Too many fairs?
Although fairs have emerged as the dominant market channel for busy collectors, over-saturation is an issue. The Berlin-based Christian Kaspar Schwarm is one of the most prominent collectors in Germany and the co-founder of the online community Independent Collectors. For him, innovation is key: “Yet another fair feels like a car company offering another new model: there are already more than enough different cars, besides other options like bicycles, trains and planes. But, like the possibility of a new and really interesting car model entering the stage—an electric one, for instance—there’s always a chance of a new and really interesting art fair showing up. Anything truly innovative could of course change my calendar.”
As the German fairs enter a new phase, they might do well to take a leaf out of their neighbours’ books, where smaller-scale fairs such as Art Rotterdam and Viennacontemporary thrive. For the past two decades, Fons Hof, the founder of Art Rotterdam, has tailored the fair to his local clientele, of mostly bourgeois professionals making purchases around the €10,000 mark. “The special character of the Dutch market is the many small collectors, a group that becomes more and more important as connoisseur collectors become rarer.” Viennacontemporary (formerly Viennafair) under its artistic director Christina Steinbrecher-Pfandt has re-branded itself as a regional market hub for Central and Eastern Europe. While the fair, with September dates sandwiched between Art Berlin and Frieze, has been successful at attracting German collectors and dealers, she says, “we are not competing for a slice of the German cake, but we are continuously working to present Vienna internationally.”
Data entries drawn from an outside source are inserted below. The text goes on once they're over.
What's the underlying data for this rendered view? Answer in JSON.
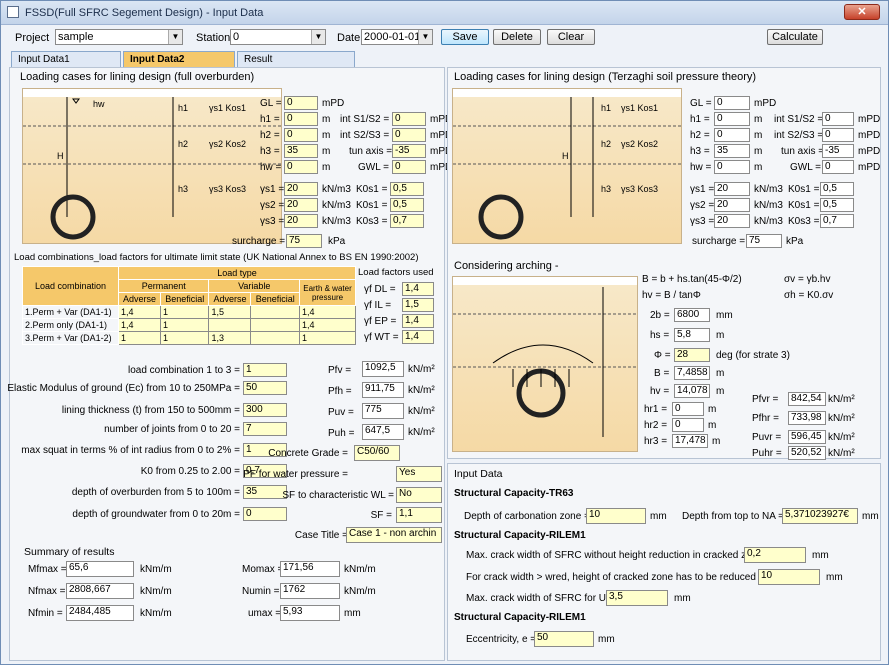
{
  "window": {
    "title": "FSSD(Full SFRC Segement Design) - Input Data",
    "close": "✕"
  },
  "toolbar": {
    "project_label": "Project",
    "project": "sample",
    "station_label": "Station",
    "station": "0",
    "date_label": "Date",
    "date": "2000-01-01",
    "save": "Save",
    "delete": "Delete",
    "clear": "Clear",
    "calculate": "Calculate"
  },
  "tabs": [
    "Input Data1",
    "Input Data2",
    "Result"
  ],
  "left": {
    "title": "Loading cases for lining design (full overburden)",
    "fields": [
      {
        "l": "GL =",
        "v": "0",
        "u": "mPD"
      },
      {
        "l": "h1 =",
        "v": "0",
        "u": "m"
      },
      {
        "l": "h2 =",
        "v": "0",
        "u": "m"
      },
      {
        "l": "h3 =",
        "v": "35",
        "u": "m"
      },
      {
        "l": "hw =",
        "v": "0",
        "u": "m"
      },
      {
        "l": "γs1 =",
        "v": "20",
        "u": "kN/m3"
      },
      {
        "l": "γs2 =",
        "v": "20",
        "u": "kN/m3"
      },
      {
        "l": "γs3 =",
        "v": "20",
        "u": "kN/m3"
      }
    ],
    "fields2": [
      {
        "l": "int S1/S2 =",
        "v": "0",
        "u": "mPD"
      },
      {
        "l": "int S2/S3 =",
        "v": "0",
        "u": "mPD"
      },
      {
        "l": "tun axis =",
        "v": "-35",
        "u": "mPD"
      },
      {
        "l": "GWL =",
        "v": "0",
        "u": "mPD"
      },
      {
        "l": "K0s1 =",
        "v": "0,5"
      },
      {
        "l": "K0s1 =",
        "v": "0,5"
      },
      {
        "l": "K0s3 =",
        "v": "0,7"
      }
    ],
    "surcharge_label": "surcharge =",
    "surcharge": "75",
    "surcharge_unit": "kPa",
    "diagram": {
      "H": "H",
      "h1": "h1",
      "h2": "h2",
      "h3": "h3",
      "hw": "hw",
      "g1": "γs1  Kos1",
      "g2": "γs2  Kos2",
      "g3": "γs3  Kos3"
    },
    "lc_title": "Load combinations_load factors for ultimate limit state (UK National Annex to BS EN 1990:2002)",
    "lc_head": {
      "combo": "Load combination",
      "type": "Load type",
      "perm": "Permanent",
      "var": "Variable",
      "ew": "Earth & water pressure",
      "adv": "Adverse",
      "ben": "Beneficial"
    },
    "lc_rows": [
      {
        "name": "1.Perm + Var (DA1-1)",
        "v": [
          "1,4",
          "1",
          "1,5",
          "",
          "1,4"
        ]
      },
      {
        "name": "2.Perm only (DA1-1)",
        "v": [
          "1,4",
          "1",
          "",
          "",
          "1,4"
        ]
      },
      {
        "name": "3.Perm + Var (DA1-2)",
        "v": [
          "1",
          "1",
          "1,3",
          "",
          "1"
        ]
      }
    ],
    "lf_title": "Load factors used",
    "lf": [
      {
        "l": "γf DL =",
        "v": "1,4"
      },
      {
        "l": "γf IL =",
        "v": "1,5"
      },
      {
        "l": "γf EP =",
        "v": "1,4"
      },
      {
        "l": "γf WT =",
        "v": "1,4"
      }
    ],
    "params": [
      {
        "l": "load combination 1 to 3 =",
        "v": "1"
      },
      {
        "l": "Elastic Modulus of ground (Ec) from 10 to 250MPa =",
        "v": "50"
      },
      {
        "l": "lining thickness (t) from 150 to 500mm =",
        "v": "300"
      },
      {
        "l": "number of joints from 0 to 20 =",
        "v": "7"
      },
      {
        "l": "max squat in terms % of int radius from 0 to 2% =",
        "v": "1"
      },
      {
        "l": "K0 from 0.25 to 2.00 =",
        "v": "0,7"
      },
      {
        "l": "depth of overburden from 5 to 100m =",
        "v": "35"
      },
      {
        "l": "depth of groundwater from 0 to 20m =",
        "v": "0"
      }
    ],
    "pres": [
      {
        "l": "Pfv =",
        "v": "1092,5",
        "u": "kN/m²"
      },
      {
        "l": "Pfh =",
        "v": "911,75",
        "u": "kN/m²"
      },
      {
        "l": "Puv =",
        "v": "775",
        "u": "kN/m²"
      },
      {
        "l": "Puh =",
        "v": "647,5",
        "u": "kN/m²"
      }
    ],
    "grade_label": "Concrete Grade =",
    "grade": "C50/60",
    "pf_label": "PF for water pressure =",
    "pf": "Yes",
    "sf_wl_label": "SF to characteristic WL =",
    "sf_wl": "No",
    "sf_label": "SF =",
    "sf": "1,1",
    "case_label": "Case Title =",
    "case": "Case 1 - non archin",
    "summary_title": "Summary of results",
    "summary": [
      {
        "l": "Mfmax =",
        "v": "65,6",
        "u": "kNm/m"
      },
      {
        "l": "Nfmax =",
        "v": "2808,667",
        "u": "kNm/m"
      },
      {
        "l": "Nfmin =",
        "v": "2484,485",
        "u": "kNm/m"
      },
      {
        "l": "Momax =",
        "v": "171,56",
        "u": "kNm/m"
      },
      {
        "l": "Numin =",
        "v": "1762",
        "u": "kNm/m"
      },
      {
        "l": "umax =",
        "v": "5,93",
        "u": "mm"
      }
    ]
  },
  "right": {
    "title": "Loading cases for lining design (Terzaghi soil pressure theory)",
    "fields": [
      {
        "l": "GL =",
        "v": "0",
        "u": "mPD"
      },
      {
        "l": "h1 =",
        "v": "0",
        "u": "m"
      },
      {
        "l": "h2 =",
        "v": "0",
        "u": "m"
      },
      {
        "l": "h3 =",
        "v": "35",
        "u": "m"
      },
      {
        "l": "hw =",
        "v": "0",
        "u": "m"
      },
      {
        "l": "γs1 =",
        "v": "20",
        "u": "kN/m3"
      },
      {
        "l": "γs2 =",
        "v": "20",
        "u": "kN/m3"
      },
      {
        "l": "γs3 =",
        "v": "20",
        "u": "kN/m3"
      }
    ],
    "fields2": [
      {
        "l": "int S1/S2 =",
        "v": "0",
        "u": "mPD"
      },
      {
        "l": "int S2/S3 =",
        "v": "0",
        "u": "mPD"
      },
      {
        "l": "tun axis =",
        "v": "-35",
        "u": "mPD"
      },
      {
        "l": "GWL =",
        "v": "0",
        "u": "mPD"
      },
      {
        "l": "K0s1 =",
        "v": "0,5"
      },
      {
        "l": "K0s1 =",
        "v": "0,5"
      },
      {
        "l": "K0s3 =",
        "v": "0,7"
      }
    ],
    "surcharge_label": "surcharge =",
    "surcharge": "75",
    "surcharge_unit": "kPa",
    "arch_title": "Considering arching -",
    "formulas": [
      "B = b + hs.tan(45-Φ/2)",
      "σv = γb.hv",
      "hv = B / tanΦ",
      "σh = K0.σv"
    ],
    "arch": [
      {
        "l": "2b =",
        "v": "6800",
        "u": "mm"
      },
      {
        "l": "hs =",
        "v": "5,8",
        "u": "m"
      },
      {
        "l": "Φ =",
        "v": "28",
        "u": "deg (for strate 3)"
      },
      {
        "l": "B =",
        "v": "7,4858",
        "u": "m"
      },
      {
        "l": "hv =",
        "v": "14,078",
        "u": "m"
      }
    ],
    "hr": [
      {
        "l": "hr1 =",
        "v": "0",
        "u": "m"
      },
      {
        "l": "hr2 =",
        "v": "0",
        "u": "m"
      },
      {
        "l": "hr3 =",
        "v": "17,478",
        "u": "m"
      }
    ],
    "pr": [
      {
        "l": "Pfvr =",
        "v": "842,54",
        "u": "kN/m²"
      },
      {
        "l": "Pfhr =",
        "v": "733,98",
        "u": "kN/m²"
      },
      {
        "l": "Puvr =",
        "v": "596,45",
        "u": "kN/m²"
      },
      {
        "l": "Puhr =",
        "v": "520,52",
        "u": "kN/m²"
      }
    ],
    "input_title": "Input Data",
    "sc1_title": "Structural Capacity-TR63",
    "carb_label": "Depth of carbonation zone =",
    "carb": "10",
    "carb_unit": "mm",
    "na_label": "Depth from top to NA =",
    "na": "5,371023927€",
    "na_unit": "mm",
    "sc2_title": "Structural Capacity-RILEM1",
    "crack1_label": "Max. crack width of SFRC without height reduction in cracked zone,",
    "crack1": "0,2",
    "crack1_unit": "mm",
    "crack2_label": "For crack width > wred, height of cracked zone has to be reduced by,",
    "crack2": "10",
    "crack2_unit": "mm",
    "crack3_label": "Max. crack width of SFRC for ULS,",
    "crack3": "3,5",
    "crack3_unit": "mm",
    "sc3_title": "Structural Capacity-RILEM1",
    "ecc_label": "Eccentricity, e =",
    "ecc": "50",
    "ecc_unit": "mm"
  }
}
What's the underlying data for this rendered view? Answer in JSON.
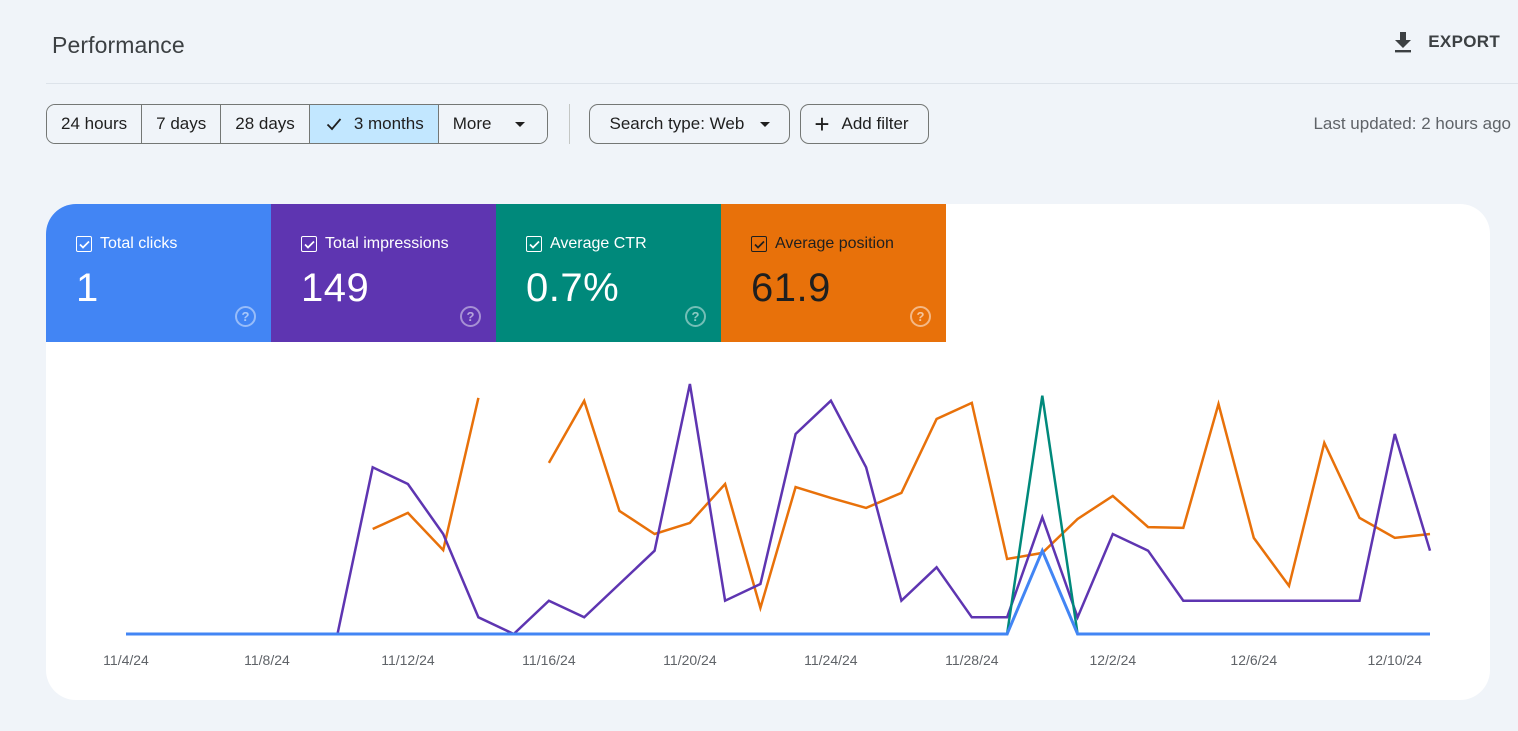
{
  "header": {
    "title": "Performance",
    "export_label": "EXPORT",
    "export_icon": "download-icon"
  },
  "toolbar": {
    "date_ranges": [
      {
        "label": "24 hours",
        "selected": false
      },
      {
        "label": "7 days",
        "selected": false
      },
      {
        "label": "28 days",
        "selected": false
      },
      {
        "label": "3 months",
        "selected": true
      },
      {
        "label": "More",
        "selected": false
      }
    ],
    "search_type_label": "Search type: Web",
    "add_filter_label": "Add filter",
    "last_updated": "Last updated: 2 hours ago"
  },
  "metrics": [
    {
      "label": "Total clicks",
      "value": "1",
      "checked": true,
      "color": "#4285f4"
    },
    {
      "label": "Total impressions",
      "value": "149",
      "checked": true,
      "color": "#5e35b1"
    },
    {
      "label": "Average CTR",
      "value": "0.7%",
      "checked": true,
      "color": "#00897b"
    },
    {
      "label": "Average position",
      "value": "61.9",
      "checked": true,
      "color": "#e8710a"
    }
  ],
  "chart_data": {
    "type": "line",
    "x": [
      "11/4/24",
      "11/5/24",
      "11/6/24",
      "11/7/24",
      "11/8/24",
      "11/9/24",
      "11/10/24",
      "11/11/24",
      "11/12/24",
      "11/13/24",
      "11/14/24",
      "11/15/24",
      "11/16/24",
      "11/17/24",
      "11/18/24",
      "11/19/24",
      "11/20/24",
      "11/21/24",
      "11/22/24",
      "11/23/24",
      "11/24/24",
      "11/25/24",
      "11/26/24",
      "11/27/24",
      "11/28/24",
      "11/29/24",
      "11/30/24",
      "12/1/24",
      "12/2/24",
      "12/3/24",
      "12/4/24",
      "12/5/24",
      "12/6/24",
      "12/7/24",
      "12/8/24",
      "12/9/24",
      "12/10/24",
      "12/11/24"
    ],
    "tick_labels": [
      "11/4/24",
      "11/8/24",
      "11/12/24",
      "11/16/24",
      "11/20/24",
      "11/24/24",
      "11/28/24",
      "12/2/24",
      "12/6/24",
      "12/10/24"
    ],
    "tick_indices": [
      0,
      4,
      8,
      12,
      16,
      20,
      24,
      28,
      32,
      36
    ],
    "series": [
      {
        "name": "Average position",
        "color": "#e8710a",
        "inverted": true,
        "ylim": [
          10,
          100
        ],
        "values": [
          null,
          null,
          null,
          null,
          null,
          null,
          null,
          62.2,
          56.4,
          69.8,
          15.0,
          null,
          38.4,
          16.1,
          55.7,
          64.0,
          60.0,
          46.0,
          90.6,
          47.1,
          51.0,
          54.6,
          49.2,
          22.6,
          16.8,
          73.0,
          70.8,
          58.6,
          50.3,
          61.5,
          61.8,
          17.2,
          65.4,
          82.7,
          31.2,
          58.2,
          65.4,
          64.0
        ]
      },
      {
        "name": "Total impressions",
        "color": "#5e35b1",
        "ylim": [
          0,
          15
        ],
        "values": [
          0,
          0,
          0,
          0,
          0,
          0,
          0,
          10,
          9,
          6,
          1,
          0,
          2,
          1,
          3,
          5,
          15,
          2,
          3,
          12,
          14,
          10,
          2,
          4,
          1,
          1,
          7,
          1,
          6,
          5,
          2,
          2,
          2,
          2,
          2,
          2,
          12,
          5
        ]
      },
      {
        "name": "Average CTR",
        "color": "#00897b",
        "ylim": [
          0,
          15
        ],
        "values": [
          0,
          0,
          0,
          0,
          0,
          0,
          0,
          0,
          0,
          0,
          0,
          0,
          0,
          0,
          0,
          0,
          0,
          0,
          0,
          0,
          0,
          0,
          0,
          0,
          0,
          0,
          14.3,
          0,
          0,
          0,
          0,
          0,
          0,
          0,
          0,
          0,
          0,
          0
        ]
      },
      {
        "name": "Total clicks",
        "color": "#4285f4",
        "ylim": [
          0,
          3
        ],
        "values": [
          0,
          0,
          0,
          0,
          0,
          0,
          0,
          0,
          0,
          0,
          0,
          0,
          0,
          0,
          0,
          0,
          0,
          0,
          0,
          0,
          0,
          0,
          0,
          0,
          0,
          0,
          1,
          0,
          0,
          0,
          0,
          0,
          0,
          0,
          0,
          0,
          0,
          0
        ]
      }
    ],
    "grid": false,
    "legend": "top-left metric cards"
  }
}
In Germany, art collecting is still regarded as a bourgeois passion rather than a speculative investment, and the country’s collectors have historically played a large role in supporting artists at the emerging-to-mid-career level. But the high-stakes market epitomised by international fair franchises is changing the calculus. Christine König, who opened her Vienna gallery in 1989 and shows regularly in Berlin and Cologne, notes, “artists’ as well as galleries’s careers often start here. The financial take-off mostly sets in with the jump across the Atlantic.” She worries about the sustainability of an internationalised art market: “There are knowledgeable collectors who can’t find anything affordable any more. The record prices don’t reflect the reality of 99% of galleries and collectors worldwide.”
Smaller satellite fairs, such as Sunday fair (London), Paris Internationale, Okey Dokey (Cologne/Düsseldorf) and Art-O-Rama (Marseille) have recently generated a buzz with fresh offerings not found in Basel or Hong Kong. A similar trend is visible in the US with new attention on fairs in cities such as Dallas, Seattle, San Francisco and Chicago. If the collecting tides are turning away from the franchise fairs, the factors that have held Germany back in the past—fragmentation at every level, from mid-level collectors to mid-sized galleries to regional fairs and events—could make it strong and relatively fit for the future.
The Berlin dealer Guido W. Baudach believes the way forward is a mix of the two: “Art Basel is the only global art fair and because of this is the most important in the world,” he says. “But on the other hand, we face a lasting trend toward more regional markets and more regional art fairs.”
- Art Düsseldorf, 17-19 November, Areal Böhler, Hansaallee 321, 40549 Düsseldorf